January 16, 2018 Jeffrey Bernstein

Let’s talk about protein. You may already be familiar with protein, the building block of life. But maybe you only have a passing knowledge of “protein” as the word athletes, bodybuilders, and gymgoers throw around regularly.  Hearing the word “protein” may make you think of oversized tubs filled with protein powder for mixing into protein shakes. It might remind you of choosing between chicken, fish or tofu with your salad. Or it may conjure up images from high school science classes.

Now, set that idea aside for a minute. In whatever way you may have heard of protein, it’s clear this popular macronutrient is more than a part of our culture. Believe it or not, protein powder isn’t only for workouts. Every person – young or old – needs protein in their diet whether they work out each day or live a sedentary life. It’s vital nutrition that everybody needs, and is just as essential to life as water.

Why do we need protein?

No matter what age you are, your body relies on protein – and the amino acids that are in it – to stay healthy and functional. Everyone from growing children to adults to those in retirement need proper nutrition. Without protein, your body would be unable to repair damaged tissue, fight disease, or stay healthy.

But don’t worry! Most people have protein every day without even thinking about it. Plenty of the foods you eat provide your body with the amino acids you need to function. Some foods have significantly more protein than others, for instance, meats, dairy, and fish have more per pound than vegetables. Diets that consist of fast foods and processed foods may have adequate protein, but they typically lack some of the most important nutrients, and can be high in unhealthy sugars and sodium.

For adults, the Institute of Medicine recommends 0.4 grams of protein for every pound you weigh. You can use an online health calculator to figure out how much protein you’ll need each day based on your age, weight, and activity level. The USDA website has a tool to calculate all types of vitamins and macronutrients you need.

But how do you get protein?

Protein isn’t a vitamin, so you won’t find it in a pill. We’re going to bring in the fancy science for a second here: protein consists of groups of amino acids, which are essential to life. Our own bodies make some amino acids, but can’t produce all the different types on its own. That’s why we need to get a significant amount of amino acids from the foods we eat.

Some foods have “complete proteins” which means they have all the amino acids we need. You can find complete proteins in meats, fish, and dairy. You may have heard of whey protein: it’s made from milk and is an amazing source of complete protein.

You can find protein in vegetables too, but most of these are “incomplete proteins.” This means you’ll need to combine different veggies together in a meal to get a full serving of complete proteins. If you eat a variety of foods on a daily basis then you’re probably already getting enough complete protein.

What if you don’t have enough protein?

If you completely cut protein out of your diet, then your overall health would deteriorate. Yes, you need protein to live. If you aren’t consuming enough protein, then your body will have to find amino acids another way – in this case your body will begin breaking down muscle tissue. Some results of not getting enough protein include:
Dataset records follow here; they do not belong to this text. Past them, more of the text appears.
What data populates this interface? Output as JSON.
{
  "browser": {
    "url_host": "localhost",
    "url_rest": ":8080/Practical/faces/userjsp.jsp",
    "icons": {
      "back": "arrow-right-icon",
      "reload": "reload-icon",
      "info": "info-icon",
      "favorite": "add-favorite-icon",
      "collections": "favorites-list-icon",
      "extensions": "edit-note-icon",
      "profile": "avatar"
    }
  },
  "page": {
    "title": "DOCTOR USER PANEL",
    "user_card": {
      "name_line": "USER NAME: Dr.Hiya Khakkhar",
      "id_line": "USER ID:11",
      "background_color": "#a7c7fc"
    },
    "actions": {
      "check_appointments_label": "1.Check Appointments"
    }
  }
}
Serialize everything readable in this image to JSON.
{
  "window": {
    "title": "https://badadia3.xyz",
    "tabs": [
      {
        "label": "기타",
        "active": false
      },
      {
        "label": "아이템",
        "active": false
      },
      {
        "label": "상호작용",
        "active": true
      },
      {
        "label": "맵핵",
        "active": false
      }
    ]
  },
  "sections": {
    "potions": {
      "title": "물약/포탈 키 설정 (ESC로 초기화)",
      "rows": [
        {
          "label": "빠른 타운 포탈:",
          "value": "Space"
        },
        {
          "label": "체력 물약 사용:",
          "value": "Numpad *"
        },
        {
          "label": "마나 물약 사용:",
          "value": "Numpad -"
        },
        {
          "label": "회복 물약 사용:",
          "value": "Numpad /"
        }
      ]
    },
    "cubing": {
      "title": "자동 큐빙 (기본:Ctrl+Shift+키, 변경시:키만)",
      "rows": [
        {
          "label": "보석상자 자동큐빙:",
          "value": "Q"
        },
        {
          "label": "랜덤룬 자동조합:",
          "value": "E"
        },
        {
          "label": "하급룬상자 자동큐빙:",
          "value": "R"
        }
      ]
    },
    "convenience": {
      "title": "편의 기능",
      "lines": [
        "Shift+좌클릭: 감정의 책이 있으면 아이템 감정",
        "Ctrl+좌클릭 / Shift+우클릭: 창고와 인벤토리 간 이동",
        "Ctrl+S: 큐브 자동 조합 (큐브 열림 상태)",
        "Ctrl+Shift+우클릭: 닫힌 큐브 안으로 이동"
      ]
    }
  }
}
  • You won’t be able to heal after an injury, or the healing process will go much slower.
  • Whether you have enough protein or not, your body will still need amino acids. Your own body will take those amino acids from somewhere, and that starts with your muscle tissue. Eventually this means decreased mobility, less overall strength, and a much higher risk of injuring yourself in falls or other accidents.

Now that you know the effects of not having enough protein, you should know the benefits of getting the right amount:

  • The amino acids in protein build, maintain, and repair your body.
  • They strengthen your immune system so you’re not sick all the time.
  • It gives you energy. Not like the energy you get from caffeine, but the energy to move.

If children don’t get the necessary amount of protein then they aren’t going to experience a steady level of healthy growth. If they get the right amount of protein then they’ll have the energy to get through the day, whether that’s at school or in sports and activities.

I don’t think I’m getting enough protein each day. How can I fix that?

Like we said earlier, you probably have enough protein from the variety of foods you eat. But kids can be picky eaters and they might not be meeting the minimum recommended daily protein. You can start by:

  • Increasing the amount of dairy, meat, or soy they eat.
  • Including protein shakes/smoothies and protein bars to supplement regular foods.
  • But if somebody is a picky eater, then another option is Instapro Natural Protein Powder, which can be mixed into a wide variety of foods without impacting the flavor or texture. Anyone in your family will get the boost of protein needed without having to switch up their diet.
Dietary Reference Intakes for Energy, Carbohydrates, Fiber, Fat, Fatty Acids, Cholesterol, Protein, and Amino Acids. Institute of Medicine. Retrieved January 2018.
Thalacker-Mercer, Anna E et al. “Inadequate Protein Intake Affects Skeletal Muscle Transcript Profiles in Older Humans.” The American journal of clinical nutrition 85.5 (2007): 1344–1352. Print.
Dhillon, Jaapna et al. “The Effects of Increased Protein Intake on Fullness: A Meta-Analysis and Its Limitations.” Journal of the Academy of Nutrition and Dietetics , Volume 116 , Issue 6 , 968 – 983.